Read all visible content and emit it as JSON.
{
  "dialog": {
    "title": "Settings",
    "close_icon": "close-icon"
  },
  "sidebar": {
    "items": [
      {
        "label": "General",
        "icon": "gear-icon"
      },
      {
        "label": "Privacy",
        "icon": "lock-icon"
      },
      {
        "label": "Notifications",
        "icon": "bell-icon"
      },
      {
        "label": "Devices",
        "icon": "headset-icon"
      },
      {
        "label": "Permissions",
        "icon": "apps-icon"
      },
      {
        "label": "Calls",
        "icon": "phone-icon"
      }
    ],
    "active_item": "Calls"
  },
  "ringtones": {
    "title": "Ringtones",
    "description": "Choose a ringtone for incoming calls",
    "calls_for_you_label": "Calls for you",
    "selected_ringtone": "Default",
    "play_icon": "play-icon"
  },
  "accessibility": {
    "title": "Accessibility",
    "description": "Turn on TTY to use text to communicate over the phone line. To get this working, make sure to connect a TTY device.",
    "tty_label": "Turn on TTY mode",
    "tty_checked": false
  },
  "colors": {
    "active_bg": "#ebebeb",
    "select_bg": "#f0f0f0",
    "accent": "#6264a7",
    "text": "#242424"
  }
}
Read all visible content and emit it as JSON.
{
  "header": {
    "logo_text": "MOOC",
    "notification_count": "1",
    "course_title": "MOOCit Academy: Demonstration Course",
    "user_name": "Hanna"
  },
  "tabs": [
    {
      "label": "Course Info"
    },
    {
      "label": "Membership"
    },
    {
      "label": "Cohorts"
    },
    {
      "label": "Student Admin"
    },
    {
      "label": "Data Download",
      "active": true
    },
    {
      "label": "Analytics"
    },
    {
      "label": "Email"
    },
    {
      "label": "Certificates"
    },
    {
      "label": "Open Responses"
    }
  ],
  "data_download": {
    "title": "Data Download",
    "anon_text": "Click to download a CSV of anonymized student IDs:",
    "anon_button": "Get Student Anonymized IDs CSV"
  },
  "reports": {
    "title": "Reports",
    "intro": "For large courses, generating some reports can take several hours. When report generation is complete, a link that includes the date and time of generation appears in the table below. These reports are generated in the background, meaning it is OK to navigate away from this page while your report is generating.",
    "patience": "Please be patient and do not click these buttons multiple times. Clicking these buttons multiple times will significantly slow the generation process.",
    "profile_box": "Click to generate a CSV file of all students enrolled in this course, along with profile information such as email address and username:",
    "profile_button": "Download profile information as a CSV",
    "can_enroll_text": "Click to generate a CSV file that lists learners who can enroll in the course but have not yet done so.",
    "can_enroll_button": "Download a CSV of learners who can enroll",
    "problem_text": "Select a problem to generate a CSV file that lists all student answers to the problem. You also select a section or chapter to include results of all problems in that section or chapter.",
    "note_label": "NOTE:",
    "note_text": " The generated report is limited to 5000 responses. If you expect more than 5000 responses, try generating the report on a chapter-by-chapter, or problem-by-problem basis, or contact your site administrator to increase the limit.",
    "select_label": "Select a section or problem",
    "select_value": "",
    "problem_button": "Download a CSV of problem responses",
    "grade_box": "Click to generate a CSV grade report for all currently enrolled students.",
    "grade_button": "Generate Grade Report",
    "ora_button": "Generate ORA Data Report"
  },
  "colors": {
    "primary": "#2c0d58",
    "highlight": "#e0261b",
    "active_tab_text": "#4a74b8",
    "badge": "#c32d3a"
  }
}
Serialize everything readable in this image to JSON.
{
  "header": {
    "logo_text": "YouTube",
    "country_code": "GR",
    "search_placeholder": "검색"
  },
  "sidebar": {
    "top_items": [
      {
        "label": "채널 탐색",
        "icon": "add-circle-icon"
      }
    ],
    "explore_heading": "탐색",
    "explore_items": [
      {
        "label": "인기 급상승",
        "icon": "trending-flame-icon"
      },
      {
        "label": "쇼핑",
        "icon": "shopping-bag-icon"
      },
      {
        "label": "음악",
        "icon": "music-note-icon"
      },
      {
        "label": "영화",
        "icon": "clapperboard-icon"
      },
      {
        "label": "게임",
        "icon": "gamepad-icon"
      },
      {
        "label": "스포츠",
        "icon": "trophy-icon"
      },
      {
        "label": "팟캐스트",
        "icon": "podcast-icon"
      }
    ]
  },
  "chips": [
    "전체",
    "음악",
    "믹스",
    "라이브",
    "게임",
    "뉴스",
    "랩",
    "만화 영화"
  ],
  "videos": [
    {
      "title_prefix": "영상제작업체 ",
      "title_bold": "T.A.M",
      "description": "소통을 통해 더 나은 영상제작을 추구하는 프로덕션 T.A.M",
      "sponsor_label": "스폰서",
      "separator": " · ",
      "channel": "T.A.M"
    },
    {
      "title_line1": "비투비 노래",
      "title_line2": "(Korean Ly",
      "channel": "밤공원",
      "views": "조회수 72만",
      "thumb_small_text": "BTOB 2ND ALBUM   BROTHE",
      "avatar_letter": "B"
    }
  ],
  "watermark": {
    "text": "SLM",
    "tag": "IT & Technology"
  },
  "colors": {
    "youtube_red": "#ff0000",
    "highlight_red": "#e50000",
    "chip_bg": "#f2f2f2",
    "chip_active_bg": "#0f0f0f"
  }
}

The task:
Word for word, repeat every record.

Exercise output:
Read all visible content and emit it as JSON.
{
  "dialog": {
    "title": "Settings",
    "close_icon": "close-icon"
  },
  "sidebar": {
    "items": [
      {
        "label": "General",
        "icon": "gear-icon"
      },
      {
        "label": "Privacy",
        "icon": "lock-icon"
      },
      {
        "label": "Notifications",
        "icon": "bell-icon"
      },
      {
        "label": "Devices",
        "icon": "headset-icon"
      },
      {
        "label": "Permissions",
        "icon": "apps-icon"
      },
      {
        "label": "Calls",
        "icon": "phone-icon"
      }
    ],
    "active_item": "Calls"
  },
  "ringtones": {
    "title": "Ringtones",
    "description": "Choose a ringtone for incoming calls",
    "calls_for_you_label": "Calls for you",
    "selected_ringtone": "Default",
    "play_icon": "play-icon"
  },
  "accessibility": {
    "title": "Accessibility",
    "description": "Turn on TTY to use text to communicate over the phone line. To get this working, make sure to connect a TTY device.",
    "tty_label": "Turn on TTY mode",
    "tty_checked": false
  },
  "colors": {
    "active_bg": "#ebebeb",
    "select_bg": "#f0f0f0",
    "accent": "#6264a7",
    "text": "#242424"
  }
}
Read all visible content and emit it as JSON.
{
  "header": {
    "logo_text": "MOOC",
    "notification_count": "1",
    "course_title": "MOOCit Academy: Demonstration Course",
    "user_name": "Hanna"
  },
  "tabs": [
    {
      "label": "Course Info"
    },
    {
      "label": "Membership"
    },
    {
      "label": "Cohorts"
    },
    {
      "label": "Student Admin"
    },
    {
      "label": "Data Download",
      "active": true
    },
    {
      "label": "Analytics"
    },
    {
      "label": "Email"
    },
    {
      "label": "Certificates"
    },
    {
      "label": "Open Responses"
    }
  ],
  "data_download": {
    "title": "Data Download",
    "anon_text": "Click to download a CSV of anonymized student IDs:",
    "anon_button": "Get Student Anonymized IDs CSV"
  },
  "reports": {
    "title": "Reports",
    "intro": "For large courses, generating some reports can take several hours. When report generation is complete, a link that includes the date and time of generation appears in the table below. These reports are generated in the background, meaning it is OK to navigate away from this page while your report is generating.",
    "patience": "Please be patient and do not click these buttons multiple times. Clicking these buttons multiple times will significantly slow the generation process.",
    "profile_box": "Click to generate a CSV file of all students enrolled in this course, along with profile information such as email address and username:",
    "profile_button": "Download profile information as a CSV",
    "can_enroll_text": "Click to generate a CSV file that lists learners who can enroll in the course but have not yet done so.",
    "can_enroll_button": "Download a CSV of learners who can enroll",
    "problem_text": "Select a problem to generate a CSV file that lists all student answers to the problem. You also select a section or chapter to include results of all problems in that section or chapter.",
    "note_label": "NOTE:",
    "note_text": " The generated report is limited to 5000 responses. If you expect more than 5000 responses, try generating the report on a chapter-by-chapter, or problem-by-problem basis, or contact your site administrator to increase the limit.",
    "select_label": "Select a section or problem",
    "select_value": "",
    "problem_button": "Download a CSV of problem responses",
    "grade_box": "Click to generate a CSV grade report for all currently enrolled students.",
    "grade_button": "Generate Grade Report",
    "ora_button": "Generate ORA Data Report"
  },
  "colors": {
    "primary": "#2c0d58",
    "highlight": "#e0261b",
    "active_tab_text": "#4a74b8",
    "badge": "#c32d3a"
  }
}
Serialize everything readable in this image to JSON.
{
  "header": {
    "logo_text": "YouTube",
    "country_code": "GR",
    "search_placeholder": "검색"
  },
  "sidebar": {
    "top_items": [
      {
        "label": "채널 탐색",
        "icon": "add-circle-icon"
      }
    ],
    "explore_heading": "탐색",
    "explore_items": [
      {
        "label": "인기 급상승",
        "icon": "trending-flame-icon"
      },
      {
        "label": "쇼핑",
        "icon": "shopping-bag-icon"
      },
      {
        "label": "음악",
        "icon": "music-note-icon"
      },
      {
        "label": "영화",
        "icon": "clapperboard-icon"
      },
      {
        "label": "게임",
        "icon": "gamepad-icon"
      },
      {
        "label": "스포츠",
        "icon": "trophy-icon"
      },
      {
        "label": "팟캐스트",
        "icon": "podcast-icon"
      }
    ]
  },
  "chips": [
    "전체",
    "음악",
    "믹스",
    "라이브",
    "게임",
    "뉴스",
    "랩",
    "만화 영화"
  ],
  "videos": [
    {
      "title_prefix": "영상제작업체 ",
      "title_bold": "T.A.M",
      "description": "소통을 통해 더 나은 영상제작을 추구하는 프로덕션 T.A.M",
      "sponsor_label": "스폰서",
      "separator": " · ",
      "channel": "T.A.M"
    },
    {
      "title_line1": "비투비 노래",
      "title_line2": "(Korean Ly",
      "channel": "밤공원",
      "views": "조회수 72만",
      "thumb_small_text": "BTOB 2ND ALBUM   BROTHE",
      "avatar_letter": "B"
    }
  ],
  "watermark": {
    "text": "SLM",
    "tag": "IT & Technology"
  },
  "colors": {
    "youtube_red": "#ff0000",
    "highlight_red": "#e50000",
    "chip_bg": "#f2f2f2",
    "chip_active_bg": "#0f0f0f"
  }
}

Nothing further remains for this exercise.